- _WHAT THE TASK ASKS_
Your job is to return every line in the data holding the string "this".

- _SOURCE MATERIAL_
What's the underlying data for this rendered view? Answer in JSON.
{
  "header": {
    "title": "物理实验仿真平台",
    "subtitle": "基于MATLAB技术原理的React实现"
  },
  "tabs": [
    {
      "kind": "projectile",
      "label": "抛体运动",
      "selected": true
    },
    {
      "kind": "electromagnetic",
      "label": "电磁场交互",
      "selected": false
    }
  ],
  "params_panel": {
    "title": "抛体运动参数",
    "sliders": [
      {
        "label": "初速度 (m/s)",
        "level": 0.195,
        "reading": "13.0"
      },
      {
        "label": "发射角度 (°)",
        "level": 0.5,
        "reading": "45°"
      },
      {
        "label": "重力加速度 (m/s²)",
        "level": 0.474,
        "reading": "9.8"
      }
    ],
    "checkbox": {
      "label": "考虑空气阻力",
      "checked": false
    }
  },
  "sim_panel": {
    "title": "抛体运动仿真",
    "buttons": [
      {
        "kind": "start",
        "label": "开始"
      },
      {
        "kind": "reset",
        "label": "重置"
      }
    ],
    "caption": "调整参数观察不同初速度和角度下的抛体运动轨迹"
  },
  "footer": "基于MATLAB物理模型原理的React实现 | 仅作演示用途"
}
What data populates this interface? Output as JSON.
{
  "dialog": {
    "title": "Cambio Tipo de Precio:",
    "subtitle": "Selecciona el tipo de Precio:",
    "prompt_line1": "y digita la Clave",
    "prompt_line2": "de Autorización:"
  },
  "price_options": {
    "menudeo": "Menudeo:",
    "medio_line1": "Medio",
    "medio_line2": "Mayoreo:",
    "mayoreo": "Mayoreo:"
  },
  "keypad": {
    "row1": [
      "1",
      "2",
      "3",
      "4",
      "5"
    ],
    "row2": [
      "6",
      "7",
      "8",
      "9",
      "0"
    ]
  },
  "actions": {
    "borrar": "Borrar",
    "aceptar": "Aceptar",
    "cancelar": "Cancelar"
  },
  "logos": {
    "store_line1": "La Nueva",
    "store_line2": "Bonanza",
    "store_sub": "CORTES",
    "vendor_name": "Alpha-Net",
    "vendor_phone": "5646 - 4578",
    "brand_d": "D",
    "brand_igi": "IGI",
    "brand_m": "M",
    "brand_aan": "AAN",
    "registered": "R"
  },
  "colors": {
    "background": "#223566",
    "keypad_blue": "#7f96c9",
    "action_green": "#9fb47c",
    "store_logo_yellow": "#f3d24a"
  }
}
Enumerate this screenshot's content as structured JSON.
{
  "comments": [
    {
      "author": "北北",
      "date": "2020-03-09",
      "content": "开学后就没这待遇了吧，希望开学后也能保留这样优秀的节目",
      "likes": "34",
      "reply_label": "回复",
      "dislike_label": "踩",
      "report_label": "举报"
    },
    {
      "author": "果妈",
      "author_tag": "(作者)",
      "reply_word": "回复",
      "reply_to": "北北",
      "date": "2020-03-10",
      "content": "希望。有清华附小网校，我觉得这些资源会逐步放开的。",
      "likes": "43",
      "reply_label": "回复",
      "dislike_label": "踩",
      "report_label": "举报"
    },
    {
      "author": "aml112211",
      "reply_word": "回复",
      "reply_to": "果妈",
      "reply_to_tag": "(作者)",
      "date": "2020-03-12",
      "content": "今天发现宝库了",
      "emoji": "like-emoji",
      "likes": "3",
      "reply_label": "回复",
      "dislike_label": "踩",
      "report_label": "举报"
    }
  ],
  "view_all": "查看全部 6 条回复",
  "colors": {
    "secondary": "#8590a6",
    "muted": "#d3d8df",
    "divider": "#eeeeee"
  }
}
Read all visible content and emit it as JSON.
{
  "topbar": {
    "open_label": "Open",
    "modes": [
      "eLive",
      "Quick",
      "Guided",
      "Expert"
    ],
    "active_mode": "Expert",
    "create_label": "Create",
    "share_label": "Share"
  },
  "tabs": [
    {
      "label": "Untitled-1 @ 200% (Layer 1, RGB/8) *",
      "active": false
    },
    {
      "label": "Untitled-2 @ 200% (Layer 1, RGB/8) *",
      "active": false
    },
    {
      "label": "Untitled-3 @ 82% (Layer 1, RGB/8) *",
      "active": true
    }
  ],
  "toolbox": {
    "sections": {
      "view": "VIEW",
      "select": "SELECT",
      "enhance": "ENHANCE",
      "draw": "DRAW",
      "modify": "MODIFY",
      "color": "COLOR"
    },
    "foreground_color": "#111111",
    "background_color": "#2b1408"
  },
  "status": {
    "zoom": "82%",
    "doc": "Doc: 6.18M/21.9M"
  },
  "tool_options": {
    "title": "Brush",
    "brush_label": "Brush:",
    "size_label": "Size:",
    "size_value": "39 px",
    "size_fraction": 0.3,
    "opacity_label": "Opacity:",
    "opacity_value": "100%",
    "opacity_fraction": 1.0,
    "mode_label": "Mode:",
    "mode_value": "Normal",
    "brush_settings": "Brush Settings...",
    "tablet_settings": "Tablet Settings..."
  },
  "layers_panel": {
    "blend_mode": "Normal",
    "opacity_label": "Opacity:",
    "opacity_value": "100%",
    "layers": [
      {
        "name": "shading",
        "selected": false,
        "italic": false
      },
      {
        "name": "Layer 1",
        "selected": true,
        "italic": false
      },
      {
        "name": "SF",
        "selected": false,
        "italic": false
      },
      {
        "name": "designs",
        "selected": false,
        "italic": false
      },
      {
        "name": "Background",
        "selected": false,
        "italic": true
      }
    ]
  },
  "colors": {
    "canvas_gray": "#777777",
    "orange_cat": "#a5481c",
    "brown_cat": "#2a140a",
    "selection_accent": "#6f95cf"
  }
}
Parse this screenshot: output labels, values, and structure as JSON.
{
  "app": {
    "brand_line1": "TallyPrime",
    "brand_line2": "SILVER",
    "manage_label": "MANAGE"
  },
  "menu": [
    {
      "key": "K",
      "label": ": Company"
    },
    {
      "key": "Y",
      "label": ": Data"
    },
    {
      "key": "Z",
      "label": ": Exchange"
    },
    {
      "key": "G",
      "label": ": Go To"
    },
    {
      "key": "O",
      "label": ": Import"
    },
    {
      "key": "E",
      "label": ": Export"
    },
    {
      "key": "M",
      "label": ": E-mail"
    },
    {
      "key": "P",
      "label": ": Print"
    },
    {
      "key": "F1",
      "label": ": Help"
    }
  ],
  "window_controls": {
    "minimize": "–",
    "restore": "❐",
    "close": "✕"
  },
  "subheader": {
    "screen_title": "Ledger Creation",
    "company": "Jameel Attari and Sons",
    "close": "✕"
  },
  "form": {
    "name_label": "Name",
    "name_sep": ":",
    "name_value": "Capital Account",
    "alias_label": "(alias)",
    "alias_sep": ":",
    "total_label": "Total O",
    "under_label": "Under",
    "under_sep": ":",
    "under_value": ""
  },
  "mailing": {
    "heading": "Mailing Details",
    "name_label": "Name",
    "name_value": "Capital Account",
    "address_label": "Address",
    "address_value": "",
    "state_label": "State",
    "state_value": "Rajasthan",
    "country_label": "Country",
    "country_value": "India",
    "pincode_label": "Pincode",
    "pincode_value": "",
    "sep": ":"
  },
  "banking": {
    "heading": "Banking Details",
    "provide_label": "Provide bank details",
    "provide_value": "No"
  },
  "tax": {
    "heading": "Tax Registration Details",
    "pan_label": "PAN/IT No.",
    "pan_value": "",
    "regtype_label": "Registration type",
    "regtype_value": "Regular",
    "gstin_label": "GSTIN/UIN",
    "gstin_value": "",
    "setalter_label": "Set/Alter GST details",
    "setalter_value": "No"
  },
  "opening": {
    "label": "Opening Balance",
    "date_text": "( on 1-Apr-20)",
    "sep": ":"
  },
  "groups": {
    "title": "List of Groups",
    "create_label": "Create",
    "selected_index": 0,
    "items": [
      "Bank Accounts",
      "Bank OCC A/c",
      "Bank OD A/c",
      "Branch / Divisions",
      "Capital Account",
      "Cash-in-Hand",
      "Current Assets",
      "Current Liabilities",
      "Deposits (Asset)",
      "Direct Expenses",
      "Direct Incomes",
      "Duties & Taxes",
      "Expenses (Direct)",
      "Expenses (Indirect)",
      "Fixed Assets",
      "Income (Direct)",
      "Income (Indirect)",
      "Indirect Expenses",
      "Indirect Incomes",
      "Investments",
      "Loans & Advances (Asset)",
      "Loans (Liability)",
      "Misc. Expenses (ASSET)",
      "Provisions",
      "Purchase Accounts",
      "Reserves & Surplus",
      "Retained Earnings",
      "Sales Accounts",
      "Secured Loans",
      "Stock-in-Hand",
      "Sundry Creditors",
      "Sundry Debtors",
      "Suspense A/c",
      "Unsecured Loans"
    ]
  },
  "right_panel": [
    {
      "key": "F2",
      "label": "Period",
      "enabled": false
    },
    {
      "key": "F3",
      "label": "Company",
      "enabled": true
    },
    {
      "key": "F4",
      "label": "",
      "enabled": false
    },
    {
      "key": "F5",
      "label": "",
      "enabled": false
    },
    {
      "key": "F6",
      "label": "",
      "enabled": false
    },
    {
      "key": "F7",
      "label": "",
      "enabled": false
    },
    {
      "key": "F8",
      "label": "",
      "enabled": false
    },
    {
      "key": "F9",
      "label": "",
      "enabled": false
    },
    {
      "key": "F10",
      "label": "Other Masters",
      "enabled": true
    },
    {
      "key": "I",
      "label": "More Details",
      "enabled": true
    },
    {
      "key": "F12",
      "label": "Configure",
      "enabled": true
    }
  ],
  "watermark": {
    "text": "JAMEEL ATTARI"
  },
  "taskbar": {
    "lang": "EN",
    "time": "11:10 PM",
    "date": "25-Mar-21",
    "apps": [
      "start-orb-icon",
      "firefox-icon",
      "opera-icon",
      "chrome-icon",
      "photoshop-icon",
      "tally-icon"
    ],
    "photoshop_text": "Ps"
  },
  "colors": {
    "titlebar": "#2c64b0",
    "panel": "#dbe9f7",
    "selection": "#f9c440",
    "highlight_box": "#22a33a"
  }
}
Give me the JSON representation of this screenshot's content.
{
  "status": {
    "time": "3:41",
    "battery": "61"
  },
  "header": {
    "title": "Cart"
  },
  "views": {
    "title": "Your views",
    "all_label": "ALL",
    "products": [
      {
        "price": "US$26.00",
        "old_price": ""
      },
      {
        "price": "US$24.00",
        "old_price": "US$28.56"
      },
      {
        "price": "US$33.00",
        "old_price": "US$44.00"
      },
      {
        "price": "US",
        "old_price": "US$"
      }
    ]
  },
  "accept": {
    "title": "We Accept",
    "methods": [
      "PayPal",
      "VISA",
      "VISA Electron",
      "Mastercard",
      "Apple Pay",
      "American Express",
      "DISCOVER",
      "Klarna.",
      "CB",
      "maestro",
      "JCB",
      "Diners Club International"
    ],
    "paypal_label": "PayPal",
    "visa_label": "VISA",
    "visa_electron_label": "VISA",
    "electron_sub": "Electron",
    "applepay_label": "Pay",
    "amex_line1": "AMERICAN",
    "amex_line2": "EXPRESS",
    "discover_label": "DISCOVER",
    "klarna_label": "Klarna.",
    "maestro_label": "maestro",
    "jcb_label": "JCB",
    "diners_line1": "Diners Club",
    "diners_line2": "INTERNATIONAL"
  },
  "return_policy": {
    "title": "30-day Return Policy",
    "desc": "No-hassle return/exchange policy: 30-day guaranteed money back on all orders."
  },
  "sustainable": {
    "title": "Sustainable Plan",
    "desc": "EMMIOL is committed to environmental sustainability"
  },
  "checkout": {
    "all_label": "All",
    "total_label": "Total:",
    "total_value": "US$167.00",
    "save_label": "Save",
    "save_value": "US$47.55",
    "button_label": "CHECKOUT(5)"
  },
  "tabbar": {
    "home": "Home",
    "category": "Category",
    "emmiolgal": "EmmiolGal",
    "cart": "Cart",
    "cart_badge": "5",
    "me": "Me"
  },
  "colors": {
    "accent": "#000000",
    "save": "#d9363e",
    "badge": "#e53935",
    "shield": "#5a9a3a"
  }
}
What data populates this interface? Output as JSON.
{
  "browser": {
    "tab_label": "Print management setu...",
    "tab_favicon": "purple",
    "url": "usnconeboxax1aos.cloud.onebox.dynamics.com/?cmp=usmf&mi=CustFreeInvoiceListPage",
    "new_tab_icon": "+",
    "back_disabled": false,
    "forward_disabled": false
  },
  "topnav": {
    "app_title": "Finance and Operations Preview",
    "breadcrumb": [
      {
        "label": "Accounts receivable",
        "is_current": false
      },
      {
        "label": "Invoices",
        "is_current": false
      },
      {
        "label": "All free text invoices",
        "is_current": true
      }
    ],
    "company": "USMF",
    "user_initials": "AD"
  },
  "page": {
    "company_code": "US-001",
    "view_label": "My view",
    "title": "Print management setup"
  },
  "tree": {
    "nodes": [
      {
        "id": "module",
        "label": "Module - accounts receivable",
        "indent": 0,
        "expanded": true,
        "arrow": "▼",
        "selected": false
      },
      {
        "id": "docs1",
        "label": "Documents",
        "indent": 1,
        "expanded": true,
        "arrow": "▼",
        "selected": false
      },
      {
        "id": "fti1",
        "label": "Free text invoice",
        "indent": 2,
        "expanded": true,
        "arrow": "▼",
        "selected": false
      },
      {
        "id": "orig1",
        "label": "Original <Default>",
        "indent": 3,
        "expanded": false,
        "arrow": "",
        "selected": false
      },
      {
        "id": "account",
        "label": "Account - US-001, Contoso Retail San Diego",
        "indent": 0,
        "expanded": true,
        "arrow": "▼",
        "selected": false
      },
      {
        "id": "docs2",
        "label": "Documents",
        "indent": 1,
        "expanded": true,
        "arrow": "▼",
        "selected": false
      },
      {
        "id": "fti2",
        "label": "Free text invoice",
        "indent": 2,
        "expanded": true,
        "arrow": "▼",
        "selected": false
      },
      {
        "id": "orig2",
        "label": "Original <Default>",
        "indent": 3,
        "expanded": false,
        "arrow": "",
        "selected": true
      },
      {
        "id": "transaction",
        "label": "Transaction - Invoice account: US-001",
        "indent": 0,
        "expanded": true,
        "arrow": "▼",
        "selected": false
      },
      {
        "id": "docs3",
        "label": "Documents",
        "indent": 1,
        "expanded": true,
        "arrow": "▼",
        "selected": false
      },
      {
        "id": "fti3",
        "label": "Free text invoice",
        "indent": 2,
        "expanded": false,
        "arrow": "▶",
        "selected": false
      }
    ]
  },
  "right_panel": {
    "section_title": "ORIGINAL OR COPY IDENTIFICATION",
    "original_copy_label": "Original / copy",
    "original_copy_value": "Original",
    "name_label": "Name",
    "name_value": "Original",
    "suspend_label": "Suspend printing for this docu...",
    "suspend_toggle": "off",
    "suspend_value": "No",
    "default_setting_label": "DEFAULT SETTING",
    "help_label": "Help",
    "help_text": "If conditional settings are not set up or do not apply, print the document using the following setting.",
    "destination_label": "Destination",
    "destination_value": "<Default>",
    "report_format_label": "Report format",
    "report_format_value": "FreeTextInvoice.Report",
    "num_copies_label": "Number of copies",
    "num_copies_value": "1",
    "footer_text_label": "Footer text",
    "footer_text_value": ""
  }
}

- _FINISHED EXERCISE_
What's the underlying data for this rendered view? Answer in JSON.
What data populates this interface? Output as JSON.
Enumerate this screenshot's content as structured JSON.
Parse this screenshot: output labels, values, and structure as JSON.
Give me the JSON representation of this screenshot's content.
What data populates this interface? Output as JSON.
    "suspend_label": "Suspend printing for this docu...",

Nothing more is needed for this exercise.